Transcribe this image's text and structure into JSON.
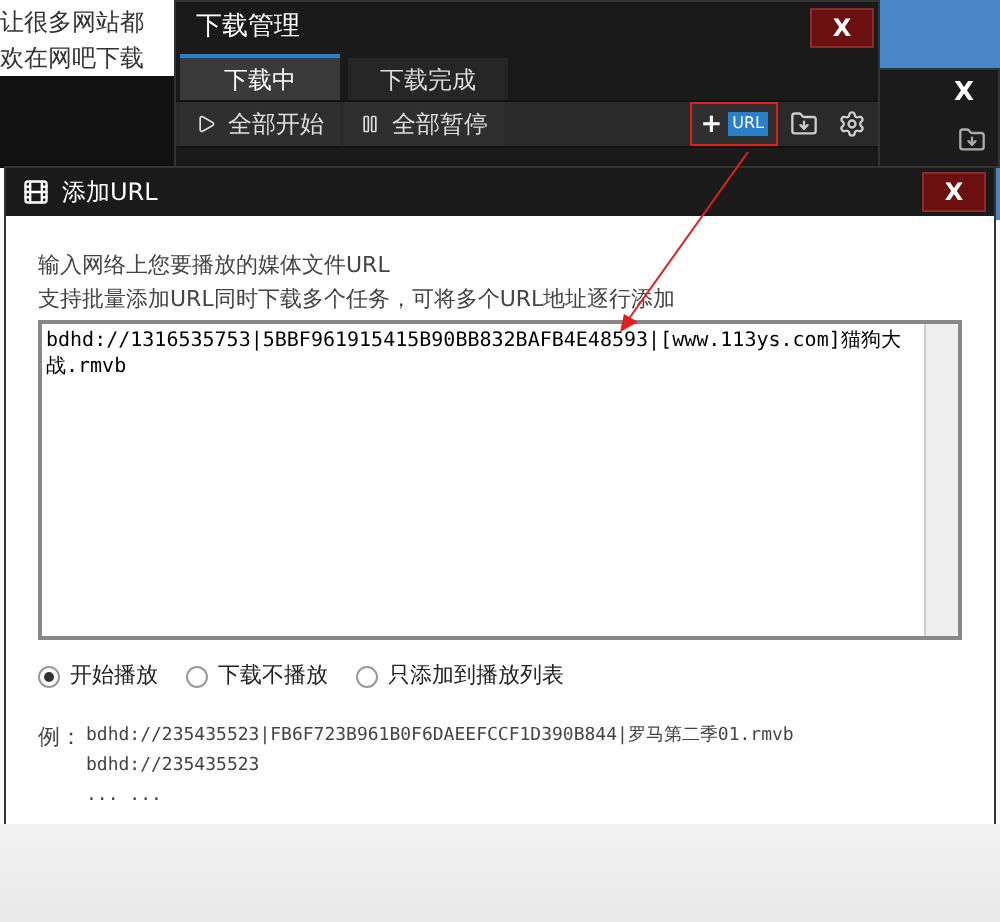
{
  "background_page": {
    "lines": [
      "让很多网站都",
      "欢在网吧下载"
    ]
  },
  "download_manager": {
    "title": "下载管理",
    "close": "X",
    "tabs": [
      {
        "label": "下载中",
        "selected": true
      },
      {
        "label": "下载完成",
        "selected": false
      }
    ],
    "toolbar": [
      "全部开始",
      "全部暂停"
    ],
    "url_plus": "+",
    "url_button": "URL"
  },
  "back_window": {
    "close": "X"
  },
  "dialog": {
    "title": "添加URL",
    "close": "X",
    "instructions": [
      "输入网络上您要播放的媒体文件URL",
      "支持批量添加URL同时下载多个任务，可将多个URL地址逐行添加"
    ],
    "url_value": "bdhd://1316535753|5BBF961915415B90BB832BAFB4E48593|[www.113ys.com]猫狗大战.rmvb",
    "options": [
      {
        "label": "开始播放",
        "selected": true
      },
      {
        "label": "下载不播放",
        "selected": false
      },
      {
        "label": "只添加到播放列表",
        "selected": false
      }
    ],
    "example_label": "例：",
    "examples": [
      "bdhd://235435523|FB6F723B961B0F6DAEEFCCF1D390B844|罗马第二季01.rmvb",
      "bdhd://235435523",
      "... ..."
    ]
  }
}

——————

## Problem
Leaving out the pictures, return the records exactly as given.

## Result of the task
Transcribe this image's text and structure into JSON.
{
  "background_page": {
    "lines": [
      "让很多网站都",
      "欢在网吧下载"
    ]
  },
  "download_manager": {
    "title": "下载管理",
    "close": "X",
    "tabs": [
      {
        "label": "下载中",
        "selected": true
      },
      {
        "label": "下载完成",
        "selected": false
      }
    ],
    "toolbar": [
      "全部开始",
      "全部暂停"
    ],
    "url_plus": "+",
    "url_button": "URL"
  },
  "back_window": {
    "close": "X"
  },
  "dialog": {
    "title": "添加URL",
    "close": "X",
    "instructions": [
      "输入网络上您要播放的媒体文件URL",
      "支持批量添加URL同时下载多个任务，可将多个URL地址逐行添加"
    ],
    "url_value": "bdhd://1316535753|5BBF961915415B90BB832BAFB4E48593|[www.113ys.com]猫狗大战.rmvb",
    "options": [
      {
        "label": "开始播放",
        "selected": true
      },
      {
        "label": "下载不播放",
        "selected": false
      },
      {
        "label": "只添加到播放列表",
        "selected": false
      }
    ],
    "example_label": "例：",
    "examples": [
      "bdhd://235435523|FB6F723B961B0F6DAEEFCCF1D390B844|罗马第二季01.rmvb",
      "bdhd://235435523",
      "... ..."
    ]
  }
}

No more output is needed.